→ **WHAT THE EXERCISE ASKS**: Word for word, copy the line containing "Transcribe this image's" and each line after it in the records below, ending with the last line.

→ **AVAILABLE RECORDS**:
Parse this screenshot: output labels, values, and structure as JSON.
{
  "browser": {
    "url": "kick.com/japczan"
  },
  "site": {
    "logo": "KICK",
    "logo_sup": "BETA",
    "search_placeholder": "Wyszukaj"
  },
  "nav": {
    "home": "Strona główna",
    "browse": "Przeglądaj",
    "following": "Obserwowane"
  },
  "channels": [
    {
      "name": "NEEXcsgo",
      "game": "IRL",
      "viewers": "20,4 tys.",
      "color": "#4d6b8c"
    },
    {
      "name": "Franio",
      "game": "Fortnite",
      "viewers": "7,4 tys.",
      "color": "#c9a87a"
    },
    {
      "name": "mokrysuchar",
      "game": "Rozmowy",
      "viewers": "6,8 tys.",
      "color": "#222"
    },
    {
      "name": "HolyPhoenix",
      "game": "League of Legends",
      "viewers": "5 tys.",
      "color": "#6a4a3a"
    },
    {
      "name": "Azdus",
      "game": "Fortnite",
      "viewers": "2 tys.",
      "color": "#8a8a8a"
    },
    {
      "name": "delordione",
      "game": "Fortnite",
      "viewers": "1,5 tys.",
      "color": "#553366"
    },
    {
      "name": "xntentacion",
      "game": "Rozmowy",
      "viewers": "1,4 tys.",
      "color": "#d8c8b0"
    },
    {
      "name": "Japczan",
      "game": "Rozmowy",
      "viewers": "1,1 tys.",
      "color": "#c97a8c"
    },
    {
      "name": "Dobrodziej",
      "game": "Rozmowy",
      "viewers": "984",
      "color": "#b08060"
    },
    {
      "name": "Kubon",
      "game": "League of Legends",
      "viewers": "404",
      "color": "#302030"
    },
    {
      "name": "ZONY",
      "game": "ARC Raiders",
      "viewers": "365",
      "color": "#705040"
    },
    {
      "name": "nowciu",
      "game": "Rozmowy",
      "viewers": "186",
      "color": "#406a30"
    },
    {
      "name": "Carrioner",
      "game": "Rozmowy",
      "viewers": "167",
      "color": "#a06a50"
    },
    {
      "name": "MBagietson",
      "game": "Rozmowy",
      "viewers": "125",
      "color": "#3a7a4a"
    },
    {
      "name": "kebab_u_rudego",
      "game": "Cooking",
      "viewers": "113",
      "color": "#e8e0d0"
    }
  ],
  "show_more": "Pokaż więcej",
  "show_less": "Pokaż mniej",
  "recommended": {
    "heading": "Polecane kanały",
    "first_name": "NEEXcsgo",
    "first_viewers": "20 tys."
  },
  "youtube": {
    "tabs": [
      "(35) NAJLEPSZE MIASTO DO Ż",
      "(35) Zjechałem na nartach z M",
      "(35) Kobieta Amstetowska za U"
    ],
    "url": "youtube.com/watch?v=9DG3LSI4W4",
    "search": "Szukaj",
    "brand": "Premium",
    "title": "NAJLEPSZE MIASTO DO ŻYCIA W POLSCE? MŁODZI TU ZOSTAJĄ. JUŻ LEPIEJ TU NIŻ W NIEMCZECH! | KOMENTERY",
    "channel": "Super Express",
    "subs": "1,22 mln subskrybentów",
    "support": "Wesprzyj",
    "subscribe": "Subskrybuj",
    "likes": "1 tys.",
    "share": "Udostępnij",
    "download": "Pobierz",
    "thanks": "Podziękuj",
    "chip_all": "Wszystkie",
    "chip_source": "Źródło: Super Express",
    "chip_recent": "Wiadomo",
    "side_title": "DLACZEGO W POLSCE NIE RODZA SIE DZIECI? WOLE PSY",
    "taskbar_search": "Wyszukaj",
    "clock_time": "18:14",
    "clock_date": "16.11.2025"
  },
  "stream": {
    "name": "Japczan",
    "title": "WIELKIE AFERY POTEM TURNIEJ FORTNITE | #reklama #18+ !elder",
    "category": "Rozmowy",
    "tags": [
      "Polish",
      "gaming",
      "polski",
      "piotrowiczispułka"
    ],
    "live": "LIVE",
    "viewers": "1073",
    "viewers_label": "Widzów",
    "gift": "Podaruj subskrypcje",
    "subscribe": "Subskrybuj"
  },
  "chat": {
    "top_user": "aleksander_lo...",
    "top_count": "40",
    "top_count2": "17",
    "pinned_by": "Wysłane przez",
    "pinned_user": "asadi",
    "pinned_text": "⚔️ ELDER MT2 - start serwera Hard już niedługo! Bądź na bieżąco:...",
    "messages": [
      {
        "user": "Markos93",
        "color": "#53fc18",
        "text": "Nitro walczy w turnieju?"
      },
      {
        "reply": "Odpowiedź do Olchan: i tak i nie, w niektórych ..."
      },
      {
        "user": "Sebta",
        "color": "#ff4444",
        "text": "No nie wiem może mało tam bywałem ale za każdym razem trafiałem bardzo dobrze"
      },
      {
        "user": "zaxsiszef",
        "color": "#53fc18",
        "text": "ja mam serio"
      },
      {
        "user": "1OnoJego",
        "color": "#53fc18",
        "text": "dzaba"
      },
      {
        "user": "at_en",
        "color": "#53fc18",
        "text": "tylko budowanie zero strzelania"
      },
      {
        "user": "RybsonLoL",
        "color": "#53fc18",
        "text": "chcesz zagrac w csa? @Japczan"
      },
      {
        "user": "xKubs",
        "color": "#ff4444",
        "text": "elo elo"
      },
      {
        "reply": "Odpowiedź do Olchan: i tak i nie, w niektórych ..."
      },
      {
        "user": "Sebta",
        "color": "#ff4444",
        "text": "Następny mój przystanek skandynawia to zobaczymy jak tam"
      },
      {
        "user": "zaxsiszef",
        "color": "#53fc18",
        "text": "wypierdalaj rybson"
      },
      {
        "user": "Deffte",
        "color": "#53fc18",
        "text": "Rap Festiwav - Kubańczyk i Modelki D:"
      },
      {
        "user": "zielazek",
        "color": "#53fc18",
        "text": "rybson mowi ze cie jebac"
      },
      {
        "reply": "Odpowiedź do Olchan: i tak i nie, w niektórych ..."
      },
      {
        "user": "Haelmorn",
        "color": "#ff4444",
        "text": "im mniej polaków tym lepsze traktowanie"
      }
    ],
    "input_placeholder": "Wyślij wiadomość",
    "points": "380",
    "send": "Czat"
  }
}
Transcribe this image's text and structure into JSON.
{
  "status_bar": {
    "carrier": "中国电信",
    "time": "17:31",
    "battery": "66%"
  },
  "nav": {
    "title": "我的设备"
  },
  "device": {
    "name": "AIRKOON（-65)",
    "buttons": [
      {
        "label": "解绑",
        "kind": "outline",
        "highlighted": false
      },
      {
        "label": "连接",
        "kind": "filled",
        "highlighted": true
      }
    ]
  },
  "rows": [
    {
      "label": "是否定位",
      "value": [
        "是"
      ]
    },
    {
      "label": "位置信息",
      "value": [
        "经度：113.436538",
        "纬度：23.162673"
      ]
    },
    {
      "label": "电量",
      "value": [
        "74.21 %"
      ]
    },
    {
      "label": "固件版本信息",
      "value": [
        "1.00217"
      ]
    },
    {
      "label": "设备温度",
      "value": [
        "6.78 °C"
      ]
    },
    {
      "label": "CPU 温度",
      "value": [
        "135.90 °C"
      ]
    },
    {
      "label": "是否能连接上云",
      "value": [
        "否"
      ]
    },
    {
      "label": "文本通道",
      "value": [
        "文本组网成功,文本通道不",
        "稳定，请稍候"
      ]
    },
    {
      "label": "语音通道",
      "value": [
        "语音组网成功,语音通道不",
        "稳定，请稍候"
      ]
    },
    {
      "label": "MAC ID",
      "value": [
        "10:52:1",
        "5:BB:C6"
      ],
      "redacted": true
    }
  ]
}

→ **THE ANSWER**:
Transcribe this image's text and structure into JSON.
{
  "status_bar": {
    "carrier": "中国电信",
    "time": "17:31",
    "battery": "66%"
  },
  "nav": {
    "title": "我的设备"
  },
  "device": {
    "name": "AIRKOON（-65)",
    "buttons": [
      {
        "label": "解绑",
        "kind": "outline",
        "highlighted": false
      },
      {
        "label": "连接",
        "kind": "filled",
        "highlighted": true
      }
    ]
  },
  "rows": [
    {
      "label": "是否定位",
      "value": [
        "是"
      ]
    },
    {
      "label": "位置信息",
      "value": [
        "经度：113.436538",
        "纬度：23.162673"
      ]
    },
    {
      "label": "电量",
      "value": [
        "74.21 %"
      ]
    },
    {
      "label": "固件版本信息",
      "value": [
        "1.00217"
      ]
    },
    {
      "label": "设备温度",
      "value": [
        "6.78 °C"
      ]
    },
    {
      "label": "CPU 温度",
      "value": [
        "135.90 °C"
      ]
    },
    {
      "label": "是否能连接上云",
      "value": [
        "否"
      ]
    },
    {
      "label": "文本通道",
      "value": [
        "文本组网成功,文本通道不",
        "稳定，请稍候"
      ]
    },
    {
      "label": "语音通道",
      "value": [
        "语音组网成功,语音通道不",
        "稳定，请稍候"
      ]
    },
    {
      "label": "MAC ID",
      "value": [
        "10:52:1",
        "5:BB:C6"
      ],
      "redacted": true
    }
  ]
}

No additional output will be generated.